■ **WORK TO COMPLETE**: What follows is a set of records; copy all of it exactly.

=== Begin Enclosure ===

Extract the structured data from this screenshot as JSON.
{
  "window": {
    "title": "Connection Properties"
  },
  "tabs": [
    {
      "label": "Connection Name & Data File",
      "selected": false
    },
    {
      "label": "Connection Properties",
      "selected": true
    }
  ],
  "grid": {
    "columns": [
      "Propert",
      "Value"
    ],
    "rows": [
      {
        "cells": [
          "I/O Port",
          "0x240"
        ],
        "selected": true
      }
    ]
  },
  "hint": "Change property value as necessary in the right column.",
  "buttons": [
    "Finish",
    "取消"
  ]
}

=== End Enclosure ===

■ **EXERCISE RESPONSE**:
Extract the structured data from this screenshot as JSON.
{
  "window": {
    "title": "Connection Properties"
  },
  "tabs": [
    {
      "label": "Connection Name & Data File",
      "selected": false
    },
    {
      "label": "Connection Properties",
      "selected": true
    }
  ],
  "grid": {
    "columns": [
      "Propert",
      "Value"
    ],
    "rows": [
      {
        "cells": [
          "I/O Port",
          "0x240"
        ],
        "selected": true
      }
    ]
  },
  "hint": "Change property value as necessary in the right column.",
  "buttons": [
    "Finish",
    "取消"
  ]
}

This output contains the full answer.